6. Can my boss refuse the vacation request?

It is not only the location of the public holidays that is of interest when planning your vacation in 2019, the situation in your company naturally also plays an important role. Especially when there is a kind of "vacation lock" at certain times (for example because of the Christmas business), the options are reduced and it happens that colleagues from the same department are planning vacation at the same time.

In such situations, the boss cannot fulfill all of his employees' vacation needs. With reference to operational reasons, the employer may refuse the vacation request for a certain period of time according to the labor law.

7. My colleague has a family. Is he entitled to vacation during the school holidays?

No. Whether an employee has school-age children or not is irrelevant to the legislature. Nevertheless, if the company situation allows, employers may prefer parents' vacation wishes during the school holidays, since they can only go on vacation together with their children during these times. Working parents are not entitled to this, however.

Other considerations can also play a role here:

  • Length of service,

  • Age and number of school-age children

  • Health status,

  • Vacation of other family members or

  • the vacation regulations in previous years.

8. It's Christmas Eve and New Year's Eve, isn't it?

Contrary to popular belief, Christmas Eve and New Year's Eve are not public holidays. If you would like to have free days on these days, you must apply for a day or two days of leave.

In many companies, however, they only work until noon on these days. A kind of customary law for employees can be derived from this. If this happens three years in a row without reservation by the employer, this results in an "operational exercise" and the employee may also be entitled to only work half a day in the following years. A kind of contract is created based on a tacit assumption.

9. How many vacation days can I save for the next year according to labor law?

Despite good vacation planning, it can happen that you don't use up your vacation within the year. Does the remaining vacation expire? Not necessarily. Under certain conditions, you can take the remaining vacation days with you into the new year - if there are personal or operational reasons for not being able to use your full annual vacation in the previous year.

In any case, you must inform your employer that you do not want to use up the remaining vacation days until the coming year. Otherwise your entitlement may be forfeited.

Some companies allow their employees to take a few days of leave with them into the new year. Whether this also applies to you and by when you have to take the remaining leave at the latest can be found in the employment contract or in the HR department.

If you are allowed to take remaining leave with you until the end of March of the following year, the entitlement does not expire if the employee is sick for the first three months of the new year. In this case, he can also take the remaining leave later. He should do so soon, however.

Another exception rule for vacation applies to employees who have not been with the company for six months as of December 31 and were unable to take vacation due to the probationary period.
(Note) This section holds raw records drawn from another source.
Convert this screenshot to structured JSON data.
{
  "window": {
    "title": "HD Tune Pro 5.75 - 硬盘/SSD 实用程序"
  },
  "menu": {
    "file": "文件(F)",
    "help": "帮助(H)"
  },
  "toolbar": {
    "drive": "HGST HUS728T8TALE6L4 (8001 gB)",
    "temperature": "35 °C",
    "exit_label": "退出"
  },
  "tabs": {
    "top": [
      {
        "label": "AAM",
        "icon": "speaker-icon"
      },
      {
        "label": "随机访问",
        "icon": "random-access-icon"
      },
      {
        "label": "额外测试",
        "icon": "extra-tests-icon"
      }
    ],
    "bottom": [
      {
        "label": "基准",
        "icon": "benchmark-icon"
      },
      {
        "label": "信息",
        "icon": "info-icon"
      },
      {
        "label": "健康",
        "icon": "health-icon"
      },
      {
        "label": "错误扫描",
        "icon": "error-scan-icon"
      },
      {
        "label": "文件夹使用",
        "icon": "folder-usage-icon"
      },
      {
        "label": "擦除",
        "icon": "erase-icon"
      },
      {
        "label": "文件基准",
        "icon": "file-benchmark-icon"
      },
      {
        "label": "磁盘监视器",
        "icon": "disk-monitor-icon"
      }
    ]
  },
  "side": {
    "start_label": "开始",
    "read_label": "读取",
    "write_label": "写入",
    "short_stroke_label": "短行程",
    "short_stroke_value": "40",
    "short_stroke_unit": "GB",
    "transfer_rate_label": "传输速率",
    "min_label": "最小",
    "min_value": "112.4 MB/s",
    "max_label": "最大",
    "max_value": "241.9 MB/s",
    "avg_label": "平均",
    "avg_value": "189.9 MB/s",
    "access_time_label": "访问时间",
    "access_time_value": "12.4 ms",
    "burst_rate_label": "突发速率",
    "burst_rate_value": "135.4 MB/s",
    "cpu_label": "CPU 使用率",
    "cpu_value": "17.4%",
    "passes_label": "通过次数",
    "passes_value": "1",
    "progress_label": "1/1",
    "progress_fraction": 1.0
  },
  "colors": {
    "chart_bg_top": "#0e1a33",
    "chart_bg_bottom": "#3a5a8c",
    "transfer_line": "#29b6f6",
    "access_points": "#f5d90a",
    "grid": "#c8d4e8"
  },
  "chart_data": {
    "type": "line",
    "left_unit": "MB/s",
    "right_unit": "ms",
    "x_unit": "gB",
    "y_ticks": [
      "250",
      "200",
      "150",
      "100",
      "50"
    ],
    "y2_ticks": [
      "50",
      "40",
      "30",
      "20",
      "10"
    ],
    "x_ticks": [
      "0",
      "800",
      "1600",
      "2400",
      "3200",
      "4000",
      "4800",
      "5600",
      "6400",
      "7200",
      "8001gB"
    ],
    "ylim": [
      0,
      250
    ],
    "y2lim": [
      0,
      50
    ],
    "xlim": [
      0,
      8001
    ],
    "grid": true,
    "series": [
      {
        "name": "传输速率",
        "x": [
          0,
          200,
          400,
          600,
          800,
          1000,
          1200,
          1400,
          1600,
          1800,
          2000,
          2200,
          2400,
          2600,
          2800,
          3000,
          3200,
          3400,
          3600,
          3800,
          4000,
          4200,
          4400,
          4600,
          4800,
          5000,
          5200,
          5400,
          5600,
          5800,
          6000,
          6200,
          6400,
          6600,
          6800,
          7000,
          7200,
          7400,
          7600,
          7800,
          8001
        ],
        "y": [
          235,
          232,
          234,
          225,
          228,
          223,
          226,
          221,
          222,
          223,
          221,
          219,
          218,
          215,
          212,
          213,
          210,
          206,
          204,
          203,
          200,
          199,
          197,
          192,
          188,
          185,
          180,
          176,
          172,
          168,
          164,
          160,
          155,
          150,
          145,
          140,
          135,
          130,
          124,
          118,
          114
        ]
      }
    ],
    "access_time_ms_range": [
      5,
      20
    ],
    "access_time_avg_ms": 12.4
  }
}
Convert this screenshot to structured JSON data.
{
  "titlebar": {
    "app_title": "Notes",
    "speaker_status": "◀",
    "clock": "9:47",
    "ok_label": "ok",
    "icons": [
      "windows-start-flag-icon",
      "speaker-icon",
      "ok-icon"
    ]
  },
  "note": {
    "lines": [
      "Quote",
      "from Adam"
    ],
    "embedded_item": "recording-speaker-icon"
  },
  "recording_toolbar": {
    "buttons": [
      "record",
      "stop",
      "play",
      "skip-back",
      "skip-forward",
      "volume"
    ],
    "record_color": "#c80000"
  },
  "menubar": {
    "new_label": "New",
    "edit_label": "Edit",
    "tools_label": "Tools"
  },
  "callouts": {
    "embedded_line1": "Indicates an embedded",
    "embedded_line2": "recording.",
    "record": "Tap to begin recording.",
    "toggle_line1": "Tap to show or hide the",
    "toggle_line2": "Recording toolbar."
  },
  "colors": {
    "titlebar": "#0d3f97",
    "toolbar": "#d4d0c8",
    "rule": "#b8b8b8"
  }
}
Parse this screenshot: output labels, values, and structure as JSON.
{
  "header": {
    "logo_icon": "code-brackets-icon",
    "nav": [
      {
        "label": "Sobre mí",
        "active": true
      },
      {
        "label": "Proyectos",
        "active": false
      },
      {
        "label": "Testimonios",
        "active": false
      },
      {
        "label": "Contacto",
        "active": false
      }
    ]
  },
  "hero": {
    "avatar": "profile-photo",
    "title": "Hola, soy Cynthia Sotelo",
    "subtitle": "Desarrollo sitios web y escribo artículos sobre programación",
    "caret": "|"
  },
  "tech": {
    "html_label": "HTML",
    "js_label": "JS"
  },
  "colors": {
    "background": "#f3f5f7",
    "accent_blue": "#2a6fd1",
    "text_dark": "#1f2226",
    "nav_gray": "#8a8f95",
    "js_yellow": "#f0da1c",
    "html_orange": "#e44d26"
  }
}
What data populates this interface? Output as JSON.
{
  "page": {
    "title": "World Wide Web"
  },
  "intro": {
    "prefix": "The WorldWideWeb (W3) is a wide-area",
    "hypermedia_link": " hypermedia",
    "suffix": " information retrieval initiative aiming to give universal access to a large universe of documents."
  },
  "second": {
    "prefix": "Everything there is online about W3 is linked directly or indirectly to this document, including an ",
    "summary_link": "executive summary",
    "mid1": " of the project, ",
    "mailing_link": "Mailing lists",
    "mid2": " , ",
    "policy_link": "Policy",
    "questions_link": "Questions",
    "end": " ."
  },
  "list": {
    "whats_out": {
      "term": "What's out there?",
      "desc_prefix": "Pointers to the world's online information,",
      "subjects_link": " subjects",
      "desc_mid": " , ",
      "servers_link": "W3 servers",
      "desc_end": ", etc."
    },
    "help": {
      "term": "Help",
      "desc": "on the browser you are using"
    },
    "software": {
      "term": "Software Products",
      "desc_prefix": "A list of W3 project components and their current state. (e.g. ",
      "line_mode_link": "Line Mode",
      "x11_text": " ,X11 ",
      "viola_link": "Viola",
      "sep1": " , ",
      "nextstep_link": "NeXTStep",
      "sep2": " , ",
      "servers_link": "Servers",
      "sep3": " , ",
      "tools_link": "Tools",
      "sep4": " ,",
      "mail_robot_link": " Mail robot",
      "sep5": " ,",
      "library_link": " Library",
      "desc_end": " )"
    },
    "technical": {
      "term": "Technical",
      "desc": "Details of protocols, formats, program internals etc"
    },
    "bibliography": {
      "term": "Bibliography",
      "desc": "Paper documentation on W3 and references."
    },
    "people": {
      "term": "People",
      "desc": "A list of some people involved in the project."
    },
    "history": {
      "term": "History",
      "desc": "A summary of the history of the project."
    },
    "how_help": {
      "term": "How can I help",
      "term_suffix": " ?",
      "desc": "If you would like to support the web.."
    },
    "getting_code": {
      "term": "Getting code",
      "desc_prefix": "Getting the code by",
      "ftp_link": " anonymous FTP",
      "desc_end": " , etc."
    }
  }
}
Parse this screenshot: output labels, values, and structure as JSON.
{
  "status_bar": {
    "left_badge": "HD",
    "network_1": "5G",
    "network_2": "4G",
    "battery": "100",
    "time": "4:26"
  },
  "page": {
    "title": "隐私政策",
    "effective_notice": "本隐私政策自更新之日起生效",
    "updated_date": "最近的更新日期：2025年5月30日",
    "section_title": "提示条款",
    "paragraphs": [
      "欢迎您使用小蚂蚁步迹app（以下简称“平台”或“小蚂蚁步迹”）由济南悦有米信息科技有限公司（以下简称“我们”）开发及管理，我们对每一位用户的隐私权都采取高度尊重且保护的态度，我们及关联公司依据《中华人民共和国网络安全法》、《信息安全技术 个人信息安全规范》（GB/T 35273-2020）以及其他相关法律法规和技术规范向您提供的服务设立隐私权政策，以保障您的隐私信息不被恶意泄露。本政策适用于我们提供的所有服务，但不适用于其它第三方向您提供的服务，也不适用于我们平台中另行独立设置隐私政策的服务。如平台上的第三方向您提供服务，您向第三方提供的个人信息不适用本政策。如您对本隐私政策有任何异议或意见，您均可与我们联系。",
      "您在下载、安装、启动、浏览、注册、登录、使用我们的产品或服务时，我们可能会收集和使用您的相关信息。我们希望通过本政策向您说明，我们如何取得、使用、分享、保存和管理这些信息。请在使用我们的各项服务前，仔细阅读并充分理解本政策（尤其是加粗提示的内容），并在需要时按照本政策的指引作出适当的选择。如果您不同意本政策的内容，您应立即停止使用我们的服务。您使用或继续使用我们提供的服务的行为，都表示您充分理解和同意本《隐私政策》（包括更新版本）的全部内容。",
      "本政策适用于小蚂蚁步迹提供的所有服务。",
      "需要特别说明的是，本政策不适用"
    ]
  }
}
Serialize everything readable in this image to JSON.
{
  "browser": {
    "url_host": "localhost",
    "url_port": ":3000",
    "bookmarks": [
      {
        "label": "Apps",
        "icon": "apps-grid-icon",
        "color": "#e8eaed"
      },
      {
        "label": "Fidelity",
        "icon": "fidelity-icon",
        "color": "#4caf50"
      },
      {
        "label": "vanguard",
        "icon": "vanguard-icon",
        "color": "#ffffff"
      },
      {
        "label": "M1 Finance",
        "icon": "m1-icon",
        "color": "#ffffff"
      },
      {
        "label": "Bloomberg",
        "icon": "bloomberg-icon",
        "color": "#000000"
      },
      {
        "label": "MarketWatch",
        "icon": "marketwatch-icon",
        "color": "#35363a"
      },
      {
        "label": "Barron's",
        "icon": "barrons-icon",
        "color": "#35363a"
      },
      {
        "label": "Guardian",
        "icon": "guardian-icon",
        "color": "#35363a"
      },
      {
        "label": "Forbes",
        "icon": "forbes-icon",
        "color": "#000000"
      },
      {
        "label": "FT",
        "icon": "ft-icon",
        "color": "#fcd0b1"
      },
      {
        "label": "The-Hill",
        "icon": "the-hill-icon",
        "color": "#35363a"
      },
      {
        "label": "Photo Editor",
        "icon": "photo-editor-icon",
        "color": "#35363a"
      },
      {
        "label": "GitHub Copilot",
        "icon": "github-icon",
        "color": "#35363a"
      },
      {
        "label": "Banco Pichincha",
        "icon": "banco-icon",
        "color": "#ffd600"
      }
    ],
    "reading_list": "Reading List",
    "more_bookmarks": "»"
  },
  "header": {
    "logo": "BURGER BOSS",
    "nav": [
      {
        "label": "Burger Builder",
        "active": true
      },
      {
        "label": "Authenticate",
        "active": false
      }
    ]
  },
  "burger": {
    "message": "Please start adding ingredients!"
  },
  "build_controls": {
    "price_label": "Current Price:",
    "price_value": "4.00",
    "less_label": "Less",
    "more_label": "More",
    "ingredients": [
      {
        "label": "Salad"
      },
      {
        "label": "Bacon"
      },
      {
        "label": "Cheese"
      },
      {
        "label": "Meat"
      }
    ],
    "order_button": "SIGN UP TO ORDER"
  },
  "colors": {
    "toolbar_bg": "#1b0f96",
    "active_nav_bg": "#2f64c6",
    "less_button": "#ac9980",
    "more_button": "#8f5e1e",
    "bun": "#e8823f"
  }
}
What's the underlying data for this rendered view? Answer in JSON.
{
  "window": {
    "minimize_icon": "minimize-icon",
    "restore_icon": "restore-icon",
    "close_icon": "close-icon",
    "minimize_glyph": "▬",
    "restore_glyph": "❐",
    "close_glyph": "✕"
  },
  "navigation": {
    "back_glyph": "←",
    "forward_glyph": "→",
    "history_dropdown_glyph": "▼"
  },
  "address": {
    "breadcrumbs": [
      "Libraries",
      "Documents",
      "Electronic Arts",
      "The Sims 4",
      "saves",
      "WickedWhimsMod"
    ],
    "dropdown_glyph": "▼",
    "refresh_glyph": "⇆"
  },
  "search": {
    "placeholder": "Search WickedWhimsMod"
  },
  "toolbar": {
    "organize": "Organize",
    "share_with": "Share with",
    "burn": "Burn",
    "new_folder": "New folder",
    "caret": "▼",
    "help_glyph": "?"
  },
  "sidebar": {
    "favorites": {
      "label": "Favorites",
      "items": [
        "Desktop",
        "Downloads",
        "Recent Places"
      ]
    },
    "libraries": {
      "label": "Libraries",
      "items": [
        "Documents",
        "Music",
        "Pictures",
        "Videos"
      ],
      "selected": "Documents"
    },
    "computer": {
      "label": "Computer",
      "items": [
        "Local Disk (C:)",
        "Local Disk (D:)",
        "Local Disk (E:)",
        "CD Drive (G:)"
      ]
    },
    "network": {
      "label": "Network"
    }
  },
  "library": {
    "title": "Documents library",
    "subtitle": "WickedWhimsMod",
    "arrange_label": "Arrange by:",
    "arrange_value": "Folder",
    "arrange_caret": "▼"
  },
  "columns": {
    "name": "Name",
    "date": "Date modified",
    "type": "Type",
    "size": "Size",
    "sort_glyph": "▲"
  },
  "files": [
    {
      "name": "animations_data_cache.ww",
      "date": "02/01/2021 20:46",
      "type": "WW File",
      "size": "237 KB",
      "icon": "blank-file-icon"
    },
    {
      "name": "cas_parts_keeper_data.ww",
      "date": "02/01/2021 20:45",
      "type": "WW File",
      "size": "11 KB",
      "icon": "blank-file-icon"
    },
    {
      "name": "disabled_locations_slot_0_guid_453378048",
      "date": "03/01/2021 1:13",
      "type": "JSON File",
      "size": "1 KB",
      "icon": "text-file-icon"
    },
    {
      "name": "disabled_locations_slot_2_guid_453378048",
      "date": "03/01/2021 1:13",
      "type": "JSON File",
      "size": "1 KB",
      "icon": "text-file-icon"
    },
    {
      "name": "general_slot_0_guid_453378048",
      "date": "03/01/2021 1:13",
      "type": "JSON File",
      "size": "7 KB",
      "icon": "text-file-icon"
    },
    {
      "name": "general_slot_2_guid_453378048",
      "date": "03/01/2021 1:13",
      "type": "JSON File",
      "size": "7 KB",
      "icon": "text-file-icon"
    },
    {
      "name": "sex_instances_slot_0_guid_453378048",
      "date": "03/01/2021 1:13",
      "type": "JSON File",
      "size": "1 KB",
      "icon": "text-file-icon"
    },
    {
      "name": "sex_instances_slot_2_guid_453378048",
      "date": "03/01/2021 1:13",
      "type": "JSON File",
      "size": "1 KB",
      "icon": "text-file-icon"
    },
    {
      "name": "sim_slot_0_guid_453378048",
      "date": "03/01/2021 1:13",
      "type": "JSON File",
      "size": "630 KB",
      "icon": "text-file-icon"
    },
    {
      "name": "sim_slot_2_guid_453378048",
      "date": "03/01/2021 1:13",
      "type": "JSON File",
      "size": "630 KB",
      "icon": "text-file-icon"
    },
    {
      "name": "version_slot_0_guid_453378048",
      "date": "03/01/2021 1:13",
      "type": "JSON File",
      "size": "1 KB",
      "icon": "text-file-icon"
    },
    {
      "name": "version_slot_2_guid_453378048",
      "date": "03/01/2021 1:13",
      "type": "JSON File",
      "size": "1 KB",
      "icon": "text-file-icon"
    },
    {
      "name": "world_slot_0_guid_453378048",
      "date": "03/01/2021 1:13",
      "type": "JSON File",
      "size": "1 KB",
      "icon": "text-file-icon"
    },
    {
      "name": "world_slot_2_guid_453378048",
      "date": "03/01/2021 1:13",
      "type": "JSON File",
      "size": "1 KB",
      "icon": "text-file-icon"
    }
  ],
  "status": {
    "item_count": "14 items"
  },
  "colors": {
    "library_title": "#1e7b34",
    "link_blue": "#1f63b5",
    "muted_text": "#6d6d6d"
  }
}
Then these employees are allowed to use up the remaining vacation days up to the end of the following year.

10. I don't want to go on vacation this year and prefer to have the money. The employer has to pay me the vacation days, right?

Unfortunately this is not possible. There is only one possibility of having vacation days paid out by the employer: If it is no longer possible to take the remaining vacation due to the termination of the employment relationship.

11. Can my boss order me back to the company from my vacation?

He is allowed to do this in emergencies, for example if the existence of the company would otherwise be endangered. However, this is likely to happen very rarely in practice. However, he then has to pay for the resulting costs.

12. I got sick while on vacation, what now?

If you have informed your employer immediately, went to the doctor and received a medical certificate, you will not lose any vacation days. However, you will need a medical certificate from the first day of your illness on vacation if you want to keep your vacation days.

This article is based on oneAdviser to the personnel services company Robert Half.